[WORK TASK]: Scan the entries below and extract each line with the word "chuyến" in it.
━━━ DATA UNDER STUDY ━━━
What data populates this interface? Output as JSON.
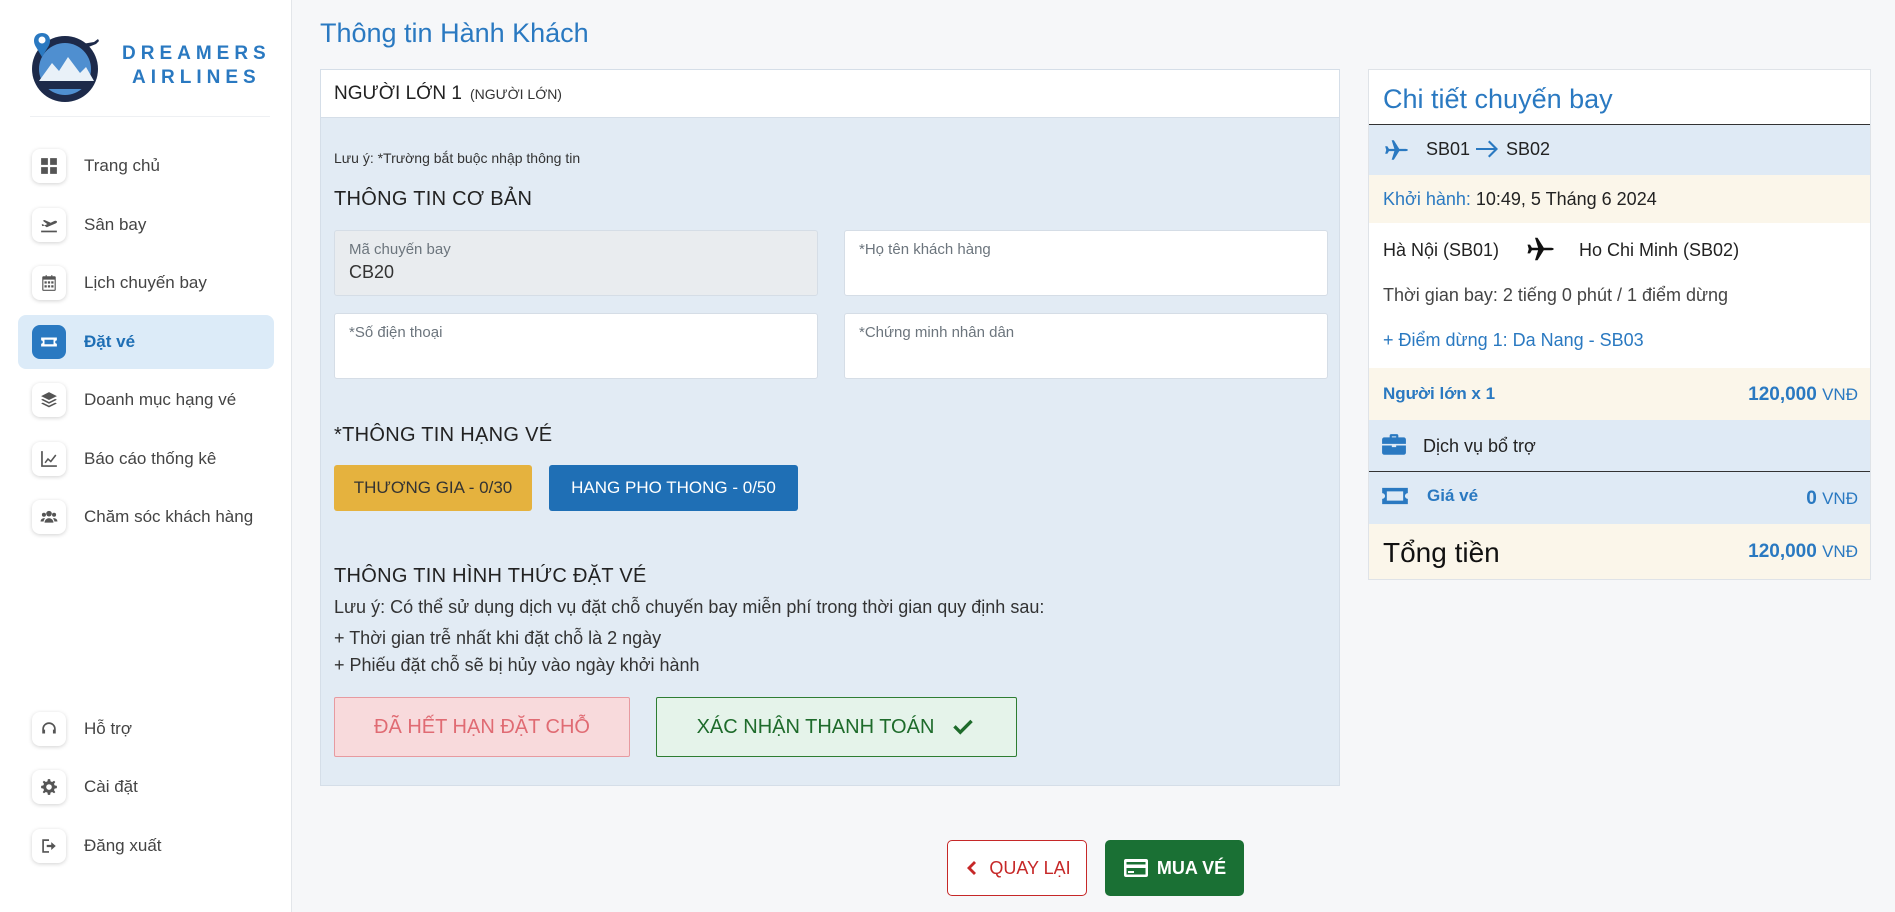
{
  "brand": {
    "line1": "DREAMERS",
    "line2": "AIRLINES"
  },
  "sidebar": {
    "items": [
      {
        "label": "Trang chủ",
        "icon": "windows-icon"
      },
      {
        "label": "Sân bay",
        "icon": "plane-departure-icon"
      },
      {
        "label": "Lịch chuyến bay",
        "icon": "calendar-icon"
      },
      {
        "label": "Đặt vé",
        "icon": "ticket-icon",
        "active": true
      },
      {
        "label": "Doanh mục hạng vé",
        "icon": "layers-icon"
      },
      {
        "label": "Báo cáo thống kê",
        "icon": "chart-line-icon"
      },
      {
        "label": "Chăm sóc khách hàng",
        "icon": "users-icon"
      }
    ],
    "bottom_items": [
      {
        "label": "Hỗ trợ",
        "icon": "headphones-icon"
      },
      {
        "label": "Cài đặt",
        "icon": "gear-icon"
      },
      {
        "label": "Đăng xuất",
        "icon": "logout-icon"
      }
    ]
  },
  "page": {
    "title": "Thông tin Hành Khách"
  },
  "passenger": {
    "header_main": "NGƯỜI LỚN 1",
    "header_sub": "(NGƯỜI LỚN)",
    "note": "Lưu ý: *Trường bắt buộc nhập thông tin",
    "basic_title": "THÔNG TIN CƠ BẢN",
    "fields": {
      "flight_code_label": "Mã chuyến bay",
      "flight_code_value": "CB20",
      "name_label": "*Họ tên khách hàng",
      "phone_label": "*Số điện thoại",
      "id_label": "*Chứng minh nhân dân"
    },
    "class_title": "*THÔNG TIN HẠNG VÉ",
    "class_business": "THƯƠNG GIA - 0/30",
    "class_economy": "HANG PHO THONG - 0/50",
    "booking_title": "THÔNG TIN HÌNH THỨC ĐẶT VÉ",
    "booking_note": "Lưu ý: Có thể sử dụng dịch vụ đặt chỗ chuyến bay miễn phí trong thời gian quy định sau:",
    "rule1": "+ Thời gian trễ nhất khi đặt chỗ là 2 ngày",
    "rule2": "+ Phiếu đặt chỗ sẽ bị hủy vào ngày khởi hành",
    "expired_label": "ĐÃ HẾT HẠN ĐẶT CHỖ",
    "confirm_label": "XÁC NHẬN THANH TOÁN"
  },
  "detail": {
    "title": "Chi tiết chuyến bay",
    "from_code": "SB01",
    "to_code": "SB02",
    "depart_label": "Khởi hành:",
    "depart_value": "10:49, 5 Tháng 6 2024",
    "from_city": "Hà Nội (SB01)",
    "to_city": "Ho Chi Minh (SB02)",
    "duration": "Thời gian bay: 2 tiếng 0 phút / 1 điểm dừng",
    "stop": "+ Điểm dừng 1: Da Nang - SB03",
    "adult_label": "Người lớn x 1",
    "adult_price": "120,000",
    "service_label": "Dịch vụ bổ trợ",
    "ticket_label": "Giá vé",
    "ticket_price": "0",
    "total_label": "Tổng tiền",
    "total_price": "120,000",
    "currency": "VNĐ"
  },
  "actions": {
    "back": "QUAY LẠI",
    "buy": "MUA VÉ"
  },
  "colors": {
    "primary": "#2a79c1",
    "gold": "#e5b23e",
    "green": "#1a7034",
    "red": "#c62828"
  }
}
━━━
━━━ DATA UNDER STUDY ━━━
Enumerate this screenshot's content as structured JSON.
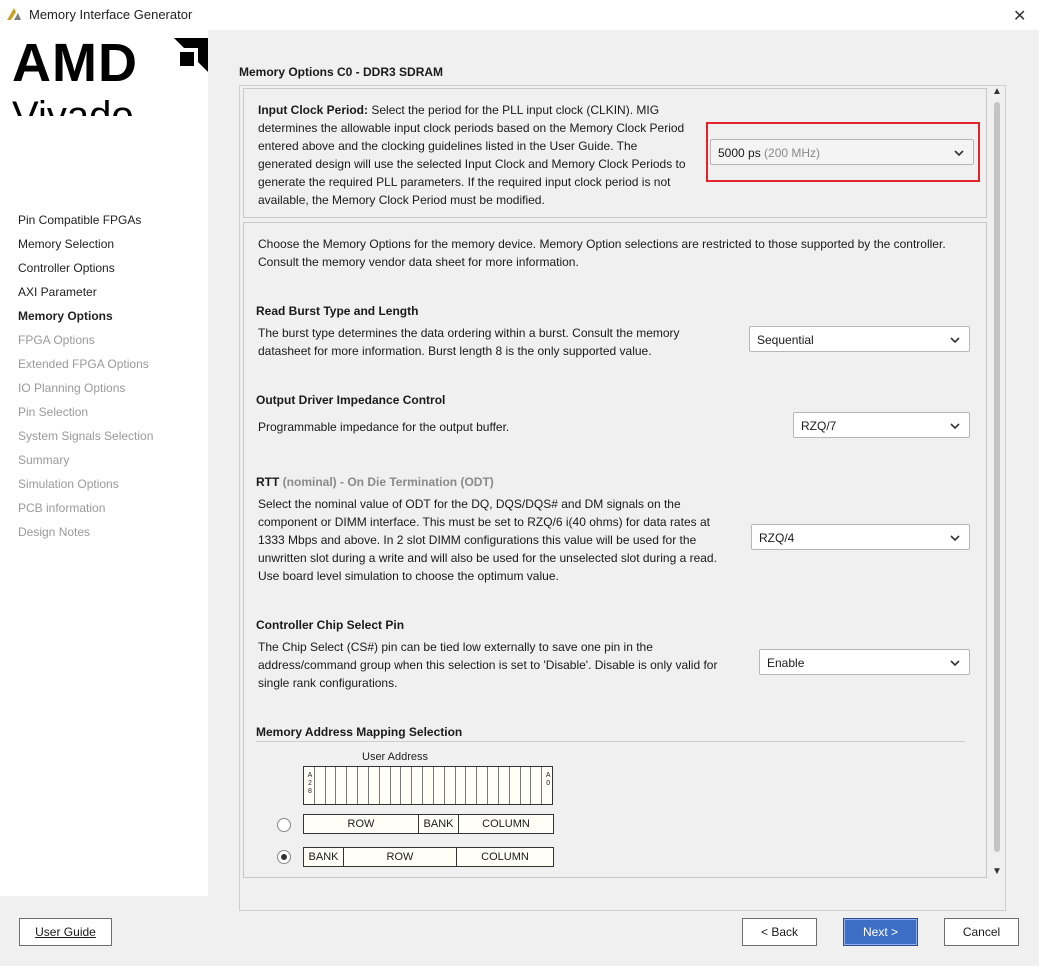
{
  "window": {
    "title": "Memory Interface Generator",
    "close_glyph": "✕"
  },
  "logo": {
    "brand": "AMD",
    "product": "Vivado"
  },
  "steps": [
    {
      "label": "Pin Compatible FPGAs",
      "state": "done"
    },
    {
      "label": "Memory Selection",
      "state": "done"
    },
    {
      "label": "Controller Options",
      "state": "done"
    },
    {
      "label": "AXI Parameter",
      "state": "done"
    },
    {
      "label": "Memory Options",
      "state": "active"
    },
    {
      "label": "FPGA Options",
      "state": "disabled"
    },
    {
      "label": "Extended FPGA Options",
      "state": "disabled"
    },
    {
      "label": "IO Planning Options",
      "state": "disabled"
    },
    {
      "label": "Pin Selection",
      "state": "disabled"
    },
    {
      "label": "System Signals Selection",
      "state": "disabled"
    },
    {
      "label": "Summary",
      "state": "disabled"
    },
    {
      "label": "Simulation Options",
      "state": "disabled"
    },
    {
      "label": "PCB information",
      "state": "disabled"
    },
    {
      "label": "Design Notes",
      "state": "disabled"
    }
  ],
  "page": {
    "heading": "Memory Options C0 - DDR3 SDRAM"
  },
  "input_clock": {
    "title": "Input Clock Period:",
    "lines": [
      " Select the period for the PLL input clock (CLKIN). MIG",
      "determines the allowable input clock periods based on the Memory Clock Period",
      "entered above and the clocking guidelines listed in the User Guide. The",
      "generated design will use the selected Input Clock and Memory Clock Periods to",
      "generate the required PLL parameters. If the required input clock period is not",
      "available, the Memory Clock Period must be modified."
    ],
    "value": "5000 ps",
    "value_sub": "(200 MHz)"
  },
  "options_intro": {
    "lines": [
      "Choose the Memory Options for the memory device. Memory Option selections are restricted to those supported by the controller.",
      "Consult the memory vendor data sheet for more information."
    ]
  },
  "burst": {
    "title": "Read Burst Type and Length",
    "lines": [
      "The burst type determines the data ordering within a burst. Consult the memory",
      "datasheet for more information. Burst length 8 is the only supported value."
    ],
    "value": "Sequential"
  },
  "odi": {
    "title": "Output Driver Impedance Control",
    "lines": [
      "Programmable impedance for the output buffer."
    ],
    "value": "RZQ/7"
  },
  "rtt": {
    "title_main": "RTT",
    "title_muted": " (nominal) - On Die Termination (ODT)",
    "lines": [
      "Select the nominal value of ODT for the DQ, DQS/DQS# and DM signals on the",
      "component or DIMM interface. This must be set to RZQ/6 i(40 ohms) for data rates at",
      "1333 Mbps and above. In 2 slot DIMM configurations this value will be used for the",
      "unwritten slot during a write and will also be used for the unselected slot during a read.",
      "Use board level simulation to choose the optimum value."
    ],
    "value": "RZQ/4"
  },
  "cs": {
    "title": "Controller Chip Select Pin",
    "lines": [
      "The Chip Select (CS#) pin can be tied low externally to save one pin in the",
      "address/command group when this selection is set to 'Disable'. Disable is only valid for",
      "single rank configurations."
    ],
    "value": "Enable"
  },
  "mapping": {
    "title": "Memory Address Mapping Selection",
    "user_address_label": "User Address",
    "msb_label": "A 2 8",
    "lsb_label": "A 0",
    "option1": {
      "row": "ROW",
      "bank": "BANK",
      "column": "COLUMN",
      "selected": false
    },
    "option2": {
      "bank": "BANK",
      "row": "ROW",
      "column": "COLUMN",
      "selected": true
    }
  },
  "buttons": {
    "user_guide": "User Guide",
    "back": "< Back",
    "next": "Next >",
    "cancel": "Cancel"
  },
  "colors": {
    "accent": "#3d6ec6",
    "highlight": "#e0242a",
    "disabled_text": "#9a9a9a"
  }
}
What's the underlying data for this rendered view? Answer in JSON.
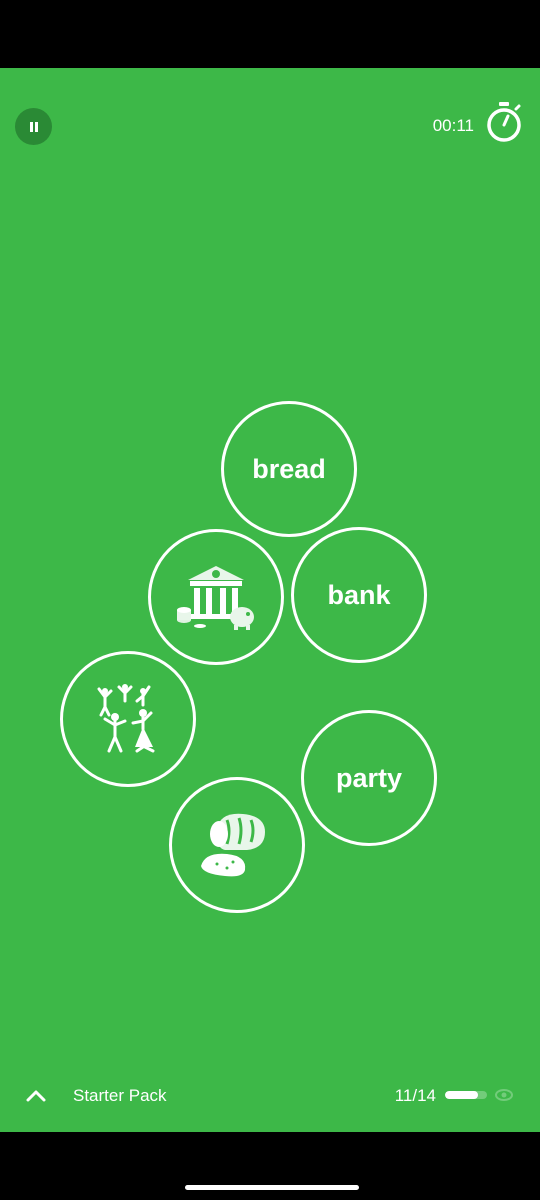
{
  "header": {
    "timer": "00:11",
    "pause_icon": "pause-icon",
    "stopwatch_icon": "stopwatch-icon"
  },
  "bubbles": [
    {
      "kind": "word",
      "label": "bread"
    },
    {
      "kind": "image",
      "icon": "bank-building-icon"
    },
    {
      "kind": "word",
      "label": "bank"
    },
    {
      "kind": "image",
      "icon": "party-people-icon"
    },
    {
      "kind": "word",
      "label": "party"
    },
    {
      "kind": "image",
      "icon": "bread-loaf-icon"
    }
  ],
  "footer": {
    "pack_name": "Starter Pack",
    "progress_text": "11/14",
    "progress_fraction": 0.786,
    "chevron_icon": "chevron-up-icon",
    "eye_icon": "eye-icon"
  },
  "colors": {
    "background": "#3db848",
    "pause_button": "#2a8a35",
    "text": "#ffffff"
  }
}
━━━
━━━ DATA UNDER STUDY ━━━
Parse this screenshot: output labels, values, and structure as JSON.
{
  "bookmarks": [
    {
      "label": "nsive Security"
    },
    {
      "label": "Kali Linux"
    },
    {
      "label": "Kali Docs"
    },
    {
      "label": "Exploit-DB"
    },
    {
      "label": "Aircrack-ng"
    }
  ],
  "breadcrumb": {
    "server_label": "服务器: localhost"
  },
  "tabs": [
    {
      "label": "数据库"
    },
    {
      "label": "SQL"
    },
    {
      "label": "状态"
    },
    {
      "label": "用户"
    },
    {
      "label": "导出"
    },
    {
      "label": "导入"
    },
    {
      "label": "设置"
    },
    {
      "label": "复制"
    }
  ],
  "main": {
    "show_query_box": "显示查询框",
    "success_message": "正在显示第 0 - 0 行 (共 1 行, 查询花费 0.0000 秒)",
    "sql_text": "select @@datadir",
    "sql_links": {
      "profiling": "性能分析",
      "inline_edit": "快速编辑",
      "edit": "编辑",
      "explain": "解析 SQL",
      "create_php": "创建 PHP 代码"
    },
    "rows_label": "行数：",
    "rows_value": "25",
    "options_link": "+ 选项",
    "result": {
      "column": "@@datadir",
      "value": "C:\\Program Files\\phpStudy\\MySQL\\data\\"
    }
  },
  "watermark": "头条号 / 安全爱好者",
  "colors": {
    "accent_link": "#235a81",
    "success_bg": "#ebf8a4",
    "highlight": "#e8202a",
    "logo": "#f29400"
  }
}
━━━
[REPLY TO THE EXERCISE]:
        "label": "Lịch chuyến bay",
      "flight_code_label": "Mã chuyến bay",
    "booking_note": "Lưu ý: Có thể sử dụng dịch vụ đặt chỗ chuyến bay miễn phí trong thời gian quy định sau:",
    "title": "Chi tiết chuyến bay",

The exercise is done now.